#tif the consequent should be evaluated and
<splat-predicated-action>) which is run when the redicate becomes true.
<splat-fluent>which should cause the predicate to be evaluated when changed.
The default behavior is one-shot. The action is only invoked
once, and future
#t transitions of the predicate
will not cause the action to be invoked. If repeated behavior is
desired, call the
enable method from within the action thunk.
(set-fluent! (fluent <splat-fluent>) value)
set-fluent!binds the fluent's value slot to
value. This method is responsible for evaluating any predicates of predicated actions which depend on the fluent, and running the consequent of any predicates which become true. As such, there can be a not-insignificant time cost for invoking
set-fluent!. Any number of predicate and consequent thunks for various predicated actions could conceivably be executed before the setter returns.
(get-fluent (fluent <splat-fluent>) value)
get-fluentis the getter method, which fetches the value of the fluent under mutex protection.
(enable (action <splat-predicated-action>))
enableinstalls handlers that allow fluents to check the predicate when they change. A predicated action must be enabled to have a chance to run its action.

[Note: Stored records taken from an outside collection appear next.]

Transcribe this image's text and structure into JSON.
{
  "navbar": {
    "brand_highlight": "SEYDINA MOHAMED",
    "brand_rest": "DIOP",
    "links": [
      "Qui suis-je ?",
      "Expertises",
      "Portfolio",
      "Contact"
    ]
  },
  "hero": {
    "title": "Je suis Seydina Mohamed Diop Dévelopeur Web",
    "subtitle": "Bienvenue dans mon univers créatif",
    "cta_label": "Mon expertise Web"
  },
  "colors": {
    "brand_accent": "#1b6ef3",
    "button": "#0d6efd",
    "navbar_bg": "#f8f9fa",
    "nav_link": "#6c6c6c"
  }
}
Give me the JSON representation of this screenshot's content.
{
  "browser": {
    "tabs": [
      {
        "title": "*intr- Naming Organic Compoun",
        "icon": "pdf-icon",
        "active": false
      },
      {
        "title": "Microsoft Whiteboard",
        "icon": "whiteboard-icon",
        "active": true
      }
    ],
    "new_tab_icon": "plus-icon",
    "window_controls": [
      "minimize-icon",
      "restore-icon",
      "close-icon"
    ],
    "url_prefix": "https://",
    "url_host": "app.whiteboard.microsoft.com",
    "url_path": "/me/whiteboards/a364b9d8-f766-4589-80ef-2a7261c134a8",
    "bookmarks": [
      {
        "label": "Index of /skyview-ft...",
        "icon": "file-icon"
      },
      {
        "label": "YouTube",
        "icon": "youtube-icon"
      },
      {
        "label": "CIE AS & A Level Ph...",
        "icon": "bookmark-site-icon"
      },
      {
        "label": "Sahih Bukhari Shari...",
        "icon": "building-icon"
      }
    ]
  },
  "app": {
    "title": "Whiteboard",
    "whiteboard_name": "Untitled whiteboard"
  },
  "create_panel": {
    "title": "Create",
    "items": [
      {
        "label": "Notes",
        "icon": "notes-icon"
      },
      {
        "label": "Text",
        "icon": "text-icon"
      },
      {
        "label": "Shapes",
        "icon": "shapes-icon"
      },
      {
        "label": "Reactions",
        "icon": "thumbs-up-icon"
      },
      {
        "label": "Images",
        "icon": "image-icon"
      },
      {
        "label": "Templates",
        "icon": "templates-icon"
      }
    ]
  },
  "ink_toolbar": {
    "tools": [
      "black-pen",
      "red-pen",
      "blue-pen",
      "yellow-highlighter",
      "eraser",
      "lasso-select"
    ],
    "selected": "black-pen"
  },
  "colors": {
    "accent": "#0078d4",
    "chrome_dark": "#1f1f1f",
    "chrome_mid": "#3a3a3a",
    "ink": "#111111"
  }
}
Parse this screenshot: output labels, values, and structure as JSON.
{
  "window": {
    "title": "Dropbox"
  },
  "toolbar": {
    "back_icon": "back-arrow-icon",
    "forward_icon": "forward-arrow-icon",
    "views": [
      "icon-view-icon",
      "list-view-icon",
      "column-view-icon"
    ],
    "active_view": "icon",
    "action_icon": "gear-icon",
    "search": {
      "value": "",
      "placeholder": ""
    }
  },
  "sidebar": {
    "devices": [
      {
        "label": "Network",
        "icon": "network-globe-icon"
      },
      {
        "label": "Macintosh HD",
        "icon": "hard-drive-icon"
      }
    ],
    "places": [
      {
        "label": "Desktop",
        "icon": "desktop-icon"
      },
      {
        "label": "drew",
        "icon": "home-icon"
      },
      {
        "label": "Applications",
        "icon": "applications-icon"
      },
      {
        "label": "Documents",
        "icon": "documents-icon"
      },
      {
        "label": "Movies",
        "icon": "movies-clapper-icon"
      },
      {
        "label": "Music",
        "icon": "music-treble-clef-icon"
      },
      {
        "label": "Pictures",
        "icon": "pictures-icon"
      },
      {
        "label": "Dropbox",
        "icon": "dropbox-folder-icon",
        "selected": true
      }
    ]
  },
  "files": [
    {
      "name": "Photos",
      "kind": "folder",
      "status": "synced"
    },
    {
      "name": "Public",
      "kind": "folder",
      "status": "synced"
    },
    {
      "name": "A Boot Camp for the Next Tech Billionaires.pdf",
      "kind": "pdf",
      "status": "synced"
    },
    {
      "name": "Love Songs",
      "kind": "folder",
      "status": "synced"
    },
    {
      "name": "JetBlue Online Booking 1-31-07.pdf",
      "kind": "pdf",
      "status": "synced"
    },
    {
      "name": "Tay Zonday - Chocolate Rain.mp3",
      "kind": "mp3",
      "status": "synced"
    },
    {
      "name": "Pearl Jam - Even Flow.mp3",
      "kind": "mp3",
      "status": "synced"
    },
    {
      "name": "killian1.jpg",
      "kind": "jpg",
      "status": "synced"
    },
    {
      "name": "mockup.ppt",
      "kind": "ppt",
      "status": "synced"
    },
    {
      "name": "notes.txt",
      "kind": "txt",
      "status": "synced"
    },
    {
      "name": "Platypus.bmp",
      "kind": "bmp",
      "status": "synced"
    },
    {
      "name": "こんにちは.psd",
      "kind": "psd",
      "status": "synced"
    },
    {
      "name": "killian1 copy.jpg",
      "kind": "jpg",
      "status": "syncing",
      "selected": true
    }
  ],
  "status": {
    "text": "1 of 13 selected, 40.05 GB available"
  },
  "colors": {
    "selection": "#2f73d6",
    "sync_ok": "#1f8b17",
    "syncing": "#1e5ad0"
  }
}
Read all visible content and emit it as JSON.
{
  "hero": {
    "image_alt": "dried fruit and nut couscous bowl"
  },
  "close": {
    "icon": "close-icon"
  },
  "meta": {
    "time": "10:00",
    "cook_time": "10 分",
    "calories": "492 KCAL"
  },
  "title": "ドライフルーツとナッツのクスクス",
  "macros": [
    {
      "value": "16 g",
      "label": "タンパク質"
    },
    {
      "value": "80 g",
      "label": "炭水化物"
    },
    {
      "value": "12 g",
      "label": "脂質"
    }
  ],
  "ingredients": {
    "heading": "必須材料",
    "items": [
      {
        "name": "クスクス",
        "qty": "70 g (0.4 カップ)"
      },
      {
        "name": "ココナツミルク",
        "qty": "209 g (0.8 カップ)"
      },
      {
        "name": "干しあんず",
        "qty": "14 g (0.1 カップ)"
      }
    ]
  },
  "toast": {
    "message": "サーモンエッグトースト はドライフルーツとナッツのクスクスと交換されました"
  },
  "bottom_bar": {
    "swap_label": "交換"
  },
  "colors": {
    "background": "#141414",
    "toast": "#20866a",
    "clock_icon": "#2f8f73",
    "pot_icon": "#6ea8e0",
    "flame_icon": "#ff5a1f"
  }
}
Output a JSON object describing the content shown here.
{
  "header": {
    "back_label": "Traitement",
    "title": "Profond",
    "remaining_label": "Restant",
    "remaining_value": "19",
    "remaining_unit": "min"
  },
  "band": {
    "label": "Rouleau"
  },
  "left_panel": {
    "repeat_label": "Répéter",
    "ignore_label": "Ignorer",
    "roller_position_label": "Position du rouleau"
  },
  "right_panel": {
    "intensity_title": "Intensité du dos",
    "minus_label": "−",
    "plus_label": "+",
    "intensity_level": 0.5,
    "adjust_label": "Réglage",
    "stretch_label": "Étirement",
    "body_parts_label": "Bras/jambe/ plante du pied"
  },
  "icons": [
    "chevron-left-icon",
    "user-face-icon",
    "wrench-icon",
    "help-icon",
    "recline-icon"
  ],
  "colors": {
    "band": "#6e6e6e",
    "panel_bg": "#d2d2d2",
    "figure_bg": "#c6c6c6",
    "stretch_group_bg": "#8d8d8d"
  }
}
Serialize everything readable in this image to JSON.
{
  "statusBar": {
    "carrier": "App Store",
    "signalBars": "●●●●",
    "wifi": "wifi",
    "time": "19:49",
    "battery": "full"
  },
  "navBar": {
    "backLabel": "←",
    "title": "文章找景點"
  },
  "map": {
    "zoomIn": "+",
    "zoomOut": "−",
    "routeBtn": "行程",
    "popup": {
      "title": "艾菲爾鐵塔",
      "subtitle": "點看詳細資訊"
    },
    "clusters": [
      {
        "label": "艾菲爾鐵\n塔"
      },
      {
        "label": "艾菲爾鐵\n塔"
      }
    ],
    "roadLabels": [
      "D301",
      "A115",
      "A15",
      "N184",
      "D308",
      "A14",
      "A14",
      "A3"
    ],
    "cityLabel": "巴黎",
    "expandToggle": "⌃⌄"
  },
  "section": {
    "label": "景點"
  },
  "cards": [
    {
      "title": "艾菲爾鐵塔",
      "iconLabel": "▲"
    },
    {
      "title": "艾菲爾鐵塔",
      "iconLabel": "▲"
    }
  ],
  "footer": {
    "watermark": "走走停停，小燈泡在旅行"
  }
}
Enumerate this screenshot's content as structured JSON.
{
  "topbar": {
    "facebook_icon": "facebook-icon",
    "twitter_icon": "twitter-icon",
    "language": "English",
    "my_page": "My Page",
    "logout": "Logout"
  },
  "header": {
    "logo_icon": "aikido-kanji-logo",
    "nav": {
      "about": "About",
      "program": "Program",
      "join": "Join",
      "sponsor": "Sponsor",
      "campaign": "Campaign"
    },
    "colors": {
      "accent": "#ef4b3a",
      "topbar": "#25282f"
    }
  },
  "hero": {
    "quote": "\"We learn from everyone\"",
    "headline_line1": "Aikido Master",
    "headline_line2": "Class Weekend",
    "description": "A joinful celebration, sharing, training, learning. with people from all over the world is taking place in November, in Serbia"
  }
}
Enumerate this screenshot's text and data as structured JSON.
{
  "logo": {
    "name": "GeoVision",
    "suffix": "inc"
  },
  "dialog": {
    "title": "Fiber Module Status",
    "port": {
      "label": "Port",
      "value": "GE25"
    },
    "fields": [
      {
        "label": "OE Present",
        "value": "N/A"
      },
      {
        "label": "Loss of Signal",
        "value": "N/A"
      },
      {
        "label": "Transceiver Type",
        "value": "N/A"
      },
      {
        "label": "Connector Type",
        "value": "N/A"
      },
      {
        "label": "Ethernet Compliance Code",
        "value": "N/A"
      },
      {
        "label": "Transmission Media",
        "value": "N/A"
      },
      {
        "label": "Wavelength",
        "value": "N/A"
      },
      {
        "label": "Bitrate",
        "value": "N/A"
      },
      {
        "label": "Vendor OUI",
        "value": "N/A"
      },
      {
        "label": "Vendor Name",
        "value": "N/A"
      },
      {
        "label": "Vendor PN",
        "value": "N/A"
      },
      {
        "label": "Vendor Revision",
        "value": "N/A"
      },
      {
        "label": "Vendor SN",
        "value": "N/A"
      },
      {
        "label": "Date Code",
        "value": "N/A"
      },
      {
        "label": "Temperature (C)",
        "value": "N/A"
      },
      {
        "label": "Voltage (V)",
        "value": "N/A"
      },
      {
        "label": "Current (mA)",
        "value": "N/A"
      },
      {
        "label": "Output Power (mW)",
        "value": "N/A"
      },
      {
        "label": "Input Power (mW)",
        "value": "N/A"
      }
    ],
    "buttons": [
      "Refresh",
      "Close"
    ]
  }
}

They are not enabled on creation, and must be re-enabled in the action-thunk if one-shot behavior is not desired.
(disable (action <splat-predicated-action>))
disableis the opposite of
enable, removing the action from the notify list of the relevant fluents.